- [WHAT YOU HAVE TO DO]:
Find the lines holding the string "Android" in the data, then copy all of them.

Dataset rows for apps and sites
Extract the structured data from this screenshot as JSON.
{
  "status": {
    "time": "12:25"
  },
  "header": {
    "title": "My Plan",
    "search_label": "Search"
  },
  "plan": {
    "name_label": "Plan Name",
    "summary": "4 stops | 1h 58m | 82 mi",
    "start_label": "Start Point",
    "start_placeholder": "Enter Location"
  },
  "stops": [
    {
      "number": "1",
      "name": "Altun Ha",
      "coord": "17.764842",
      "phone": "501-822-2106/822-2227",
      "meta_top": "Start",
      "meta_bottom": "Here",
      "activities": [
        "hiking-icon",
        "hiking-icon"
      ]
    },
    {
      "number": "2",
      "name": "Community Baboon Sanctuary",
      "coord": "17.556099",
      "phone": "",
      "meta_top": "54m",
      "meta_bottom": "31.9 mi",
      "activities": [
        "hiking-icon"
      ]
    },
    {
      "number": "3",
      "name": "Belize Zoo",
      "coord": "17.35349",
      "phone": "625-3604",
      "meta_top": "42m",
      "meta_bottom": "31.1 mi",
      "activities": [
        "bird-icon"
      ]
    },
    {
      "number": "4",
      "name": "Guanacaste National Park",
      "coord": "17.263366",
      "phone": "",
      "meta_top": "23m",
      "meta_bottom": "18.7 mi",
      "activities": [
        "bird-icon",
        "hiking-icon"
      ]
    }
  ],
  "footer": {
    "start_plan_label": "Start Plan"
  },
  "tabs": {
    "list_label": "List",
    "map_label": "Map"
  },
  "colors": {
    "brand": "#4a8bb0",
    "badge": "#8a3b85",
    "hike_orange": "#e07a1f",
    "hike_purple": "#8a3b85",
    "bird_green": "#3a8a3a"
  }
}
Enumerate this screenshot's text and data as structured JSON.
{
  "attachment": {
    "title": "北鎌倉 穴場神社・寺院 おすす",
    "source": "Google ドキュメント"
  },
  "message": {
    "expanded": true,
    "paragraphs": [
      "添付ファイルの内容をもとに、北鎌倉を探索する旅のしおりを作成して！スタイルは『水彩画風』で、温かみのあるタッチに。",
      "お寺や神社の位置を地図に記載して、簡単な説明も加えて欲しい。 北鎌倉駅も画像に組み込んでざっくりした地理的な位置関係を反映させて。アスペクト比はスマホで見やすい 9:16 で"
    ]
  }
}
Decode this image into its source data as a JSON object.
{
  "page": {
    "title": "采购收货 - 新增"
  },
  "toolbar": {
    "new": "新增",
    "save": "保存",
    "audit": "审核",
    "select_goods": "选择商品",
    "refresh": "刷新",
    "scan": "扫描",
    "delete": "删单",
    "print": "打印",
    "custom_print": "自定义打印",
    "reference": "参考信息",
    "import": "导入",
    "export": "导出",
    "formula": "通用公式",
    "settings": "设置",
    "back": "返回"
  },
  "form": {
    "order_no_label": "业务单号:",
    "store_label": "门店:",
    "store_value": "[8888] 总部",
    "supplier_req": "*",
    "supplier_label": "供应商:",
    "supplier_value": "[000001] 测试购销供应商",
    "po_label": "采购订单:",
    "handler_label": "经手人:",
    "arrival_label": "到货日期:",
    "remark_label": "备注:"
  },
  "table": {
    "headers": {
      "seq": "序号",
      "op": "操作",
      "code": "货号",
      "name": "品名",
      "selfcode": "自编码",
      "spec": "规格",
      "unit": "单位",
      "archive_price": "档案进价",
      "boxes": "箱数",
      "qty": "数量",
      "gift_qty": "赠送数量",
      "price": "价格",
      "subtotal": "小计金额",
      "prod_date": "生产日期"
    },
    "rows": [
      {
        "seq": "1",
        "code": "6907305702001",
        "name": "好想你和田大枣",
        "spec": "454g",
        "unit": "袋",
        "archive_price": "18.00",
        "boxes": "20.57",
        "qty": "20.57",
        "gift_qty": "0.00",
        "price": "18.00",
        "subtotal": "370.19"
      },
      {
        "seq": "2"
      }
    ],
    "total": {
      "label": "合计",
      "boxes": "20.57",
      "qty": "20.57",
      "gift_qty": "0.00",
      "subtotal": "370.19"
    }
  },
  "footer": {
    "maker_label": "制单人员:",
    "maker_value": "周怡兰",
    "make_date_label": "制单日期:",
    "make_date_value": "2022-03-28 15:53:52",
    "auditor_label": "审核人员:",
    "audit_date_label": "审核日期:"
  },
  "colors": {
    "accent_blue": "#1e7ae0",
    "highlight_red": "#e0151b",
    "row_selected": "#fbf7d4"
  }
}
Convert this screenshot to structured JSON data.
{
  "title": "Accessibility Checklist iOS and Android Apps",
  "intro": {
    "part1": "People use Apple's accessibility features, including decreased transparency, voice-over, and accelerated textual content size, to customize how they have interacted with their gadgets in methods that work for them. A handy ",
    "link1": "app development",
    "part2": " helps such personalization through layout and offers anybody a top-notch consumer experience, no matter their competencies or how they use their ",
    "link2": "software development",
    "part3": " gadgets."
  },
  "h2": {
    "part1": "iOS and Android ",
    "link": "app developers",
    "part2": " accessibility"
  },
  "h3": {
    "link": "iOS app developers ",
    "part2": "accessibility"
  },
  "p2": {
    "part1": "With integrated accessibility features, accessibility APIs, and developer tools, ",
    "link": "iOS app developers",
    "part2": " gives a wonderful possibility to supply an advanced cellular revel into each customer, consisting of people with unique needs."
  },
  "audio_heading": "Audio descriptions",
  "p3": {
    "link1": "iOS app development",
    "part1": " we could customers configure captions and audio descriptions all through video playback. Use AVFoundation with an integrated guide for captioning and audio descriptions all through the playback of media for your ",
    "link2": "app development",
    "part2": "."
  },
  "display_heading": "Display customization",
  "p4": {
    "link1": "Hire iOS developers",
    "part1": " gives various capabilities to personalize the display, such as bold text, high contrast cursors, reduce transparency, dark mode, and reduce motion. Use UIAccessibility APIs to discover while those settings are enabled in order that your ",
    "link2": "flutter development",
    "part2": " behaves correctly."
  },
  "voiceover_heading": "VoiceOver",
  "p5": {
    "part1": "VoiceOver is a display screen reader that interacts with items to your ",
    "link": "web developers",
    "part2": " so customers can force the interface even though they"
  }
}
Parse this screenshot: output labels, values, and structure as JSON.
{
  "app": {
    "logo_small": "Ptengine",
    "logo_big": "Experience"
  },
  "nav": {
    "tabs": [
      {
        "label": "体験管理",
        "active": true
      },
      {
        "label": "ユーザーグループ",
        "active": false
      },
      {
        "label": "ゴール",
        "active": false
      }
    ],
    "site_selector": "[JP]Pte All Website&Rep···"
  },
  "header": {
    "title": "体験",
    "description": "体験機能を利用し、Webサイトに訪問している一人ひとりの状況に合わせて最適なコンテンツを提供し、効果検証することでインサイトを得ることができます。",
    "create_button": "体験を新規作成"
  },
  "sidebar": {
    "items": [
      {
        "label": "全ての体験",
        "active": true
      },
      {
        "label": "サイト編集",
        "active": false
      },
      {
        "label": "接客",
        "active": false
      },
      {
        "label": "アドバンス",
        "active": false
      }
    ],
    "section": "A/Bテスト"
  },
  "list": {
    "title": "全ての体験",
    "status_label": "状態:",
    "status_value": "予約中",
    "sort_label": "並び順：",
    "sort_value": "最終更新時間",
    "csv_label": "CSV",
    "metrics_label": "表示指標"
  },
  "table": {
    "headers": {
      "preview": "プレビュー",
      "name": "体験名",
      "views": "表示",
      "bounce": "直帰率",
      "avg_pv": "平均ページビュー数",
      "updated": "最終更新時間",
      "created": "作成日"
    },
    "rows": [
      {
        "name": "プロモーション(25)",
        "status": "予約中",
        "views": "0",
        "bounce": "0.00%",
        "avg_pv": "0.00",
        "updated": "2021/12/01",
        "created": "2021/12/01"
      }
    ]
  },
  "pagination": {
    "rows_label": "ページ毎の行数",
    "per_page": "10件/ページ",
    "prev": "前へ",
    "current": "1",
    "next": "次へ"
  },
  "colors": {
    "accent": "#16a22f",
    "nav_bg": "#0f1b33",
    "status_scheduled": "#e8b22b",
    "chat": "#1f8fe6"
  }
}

- [SOLUTION TO THE PROBLEM]:
  "title": "Accessibility Checklist iOS and Android Apps",
    "part1": "iOS and Android ",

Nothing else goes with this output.